Senate Democrats

The President’s Budget Honors the Service of Our Nation’s Veterans

President Obama’s Fiscal Year 2010 budget request includes critical investments in a number of important veterans programs. This Fact Sheet provides a summary of those proposed investments.  Congress will take these recommendations under consideration, along with its own priorities, as it works to complete the Fiscal Year 2010 Appropriations process in keeping with the Budget Resolution.

The President’s Fiscal Year 2010 budget request will:*

  • Increase funding for the VA by $25 billion over the next five years.  The President’s budget request sets the stage for increasing funding for the VA by $25 billion over the next five years to meet growing demands and expand services for veterans.  The proposal calls for $55.9 billion in discretionary funding for Fiscal Year 2010, which is $5.5 billion, or 11 percent, over Fiscal Year 2009 appropriations.  That amount includes more than $2 billion in Fiscal Year 2010 funds for meeting the needs of returning Iraq and Afghanistan war veterans, which is $463 million, or 29 percent, above last year’s funding level.
  • Provide significant increases in VA health care.  The President’s budget request would provide $44.5 billion in funding for veterans’ medical care, which is $4.3 billion, or 10.7 percent, above the Fiscal Year 2009.  According to the VA, this increase would provide adequate resources for the Department to provide 5.5 million veterans high quality care; create Centers of Excellence; and provide additional specialty care for veterans, including prosthetics, vision and spinal cord injury, aging, and women’s health.
  • Ensure timely funding for veterans’ health care.  President Obama’s budget request includes a pledge “to work with the Congress to develop a specific advance appropriation proposal for the Department of Veterans Affairs Medical Care program.”  By enabling Congress to provide funding for VA medical care a year in advance, the Budget would work to ensure timely and predictable funding for the veterans health care system.
  • Improve mental health outreach and services.  The budget request calls for $4.6 billion for mental health initiatives, which is $288 million, or seven percent, above last year’s funding.  The proposal also includes provisions to expand VA’s mental health screening and treatment services, targeting veterans living in rural areas.  It would increase the number of Vet Centers and mobile health clinics, and expand outreach initiatives to veterans and their families.
  • Expand access to VA health care for modest income veterans.  The President’s budget request would grant eligibility for VA health care to non-disabled veterans modest income (Priority 8) veterans.  This measure would effectively bring more than 500,000 additional veterans into the VA system by 2013.
  • Provide support services to vulnerable veterans.  The budget request would expand VA services to homeless veterans through a pilot program between the VA and nonprofit organizations.  The program would help maintain stable housing for veterans at risk of falling into homelessness while helping the VA to provide them with support services.  The budget request calls for $500 million for homeless veterans programs, which is $88 million, or 21 percent, above Fiscal Year 2009 funding.
  • Expand benefits for disabled veterans retired from service.  The President’s budget request includes a provision that would make highly disabled veterans who are medically retired from service eligible for concurrent receipt of disability benefits from the VA and retirement benefits from the Department of Defense (DOD).
  • Begin the transformation of the VA into a 21st Century organization.  The budget request would invest in information technology to better deliver health care and benefits to veterans.  It would provide improved electronic medical records to allow the VA to access health records from other VA sites as well as DOD and also invest in the development of improved electronic processes to increase the accuracy, consistency, and timeliness in veterans’ receipt of benefits.  The proposal includes 1.825 billion for the Veterans Benefits Administration (VBA), which is $364 million, or 25 percent above Fiscal Year 2009 levels.
  • Facilitate the implementation of the Post-9/11 GI Bill.  The President’s budget request includes resources to ensure the effective implementation of the new educational benefits for veterans of the wars in Iraq and Afghanistan, as provided under the Post -9/11 GI Bill.

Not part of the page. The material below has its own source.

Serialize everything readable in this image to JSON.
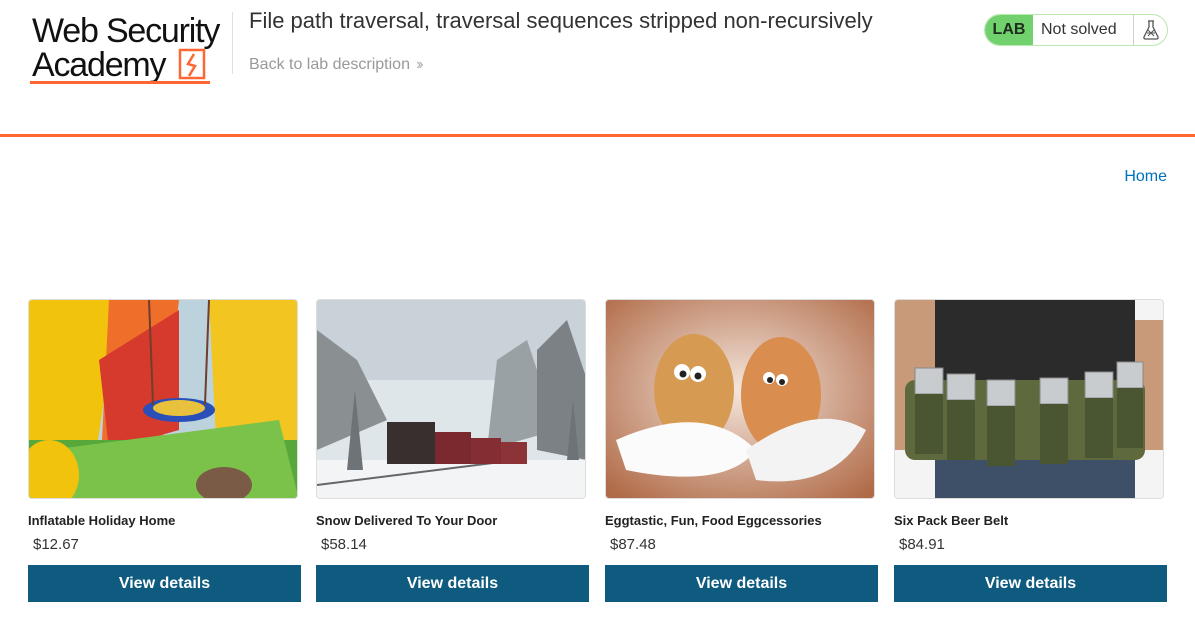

* Note: FY 2009 funding levels exclude $1.4 billion provided to the VA in P.L. 111-5.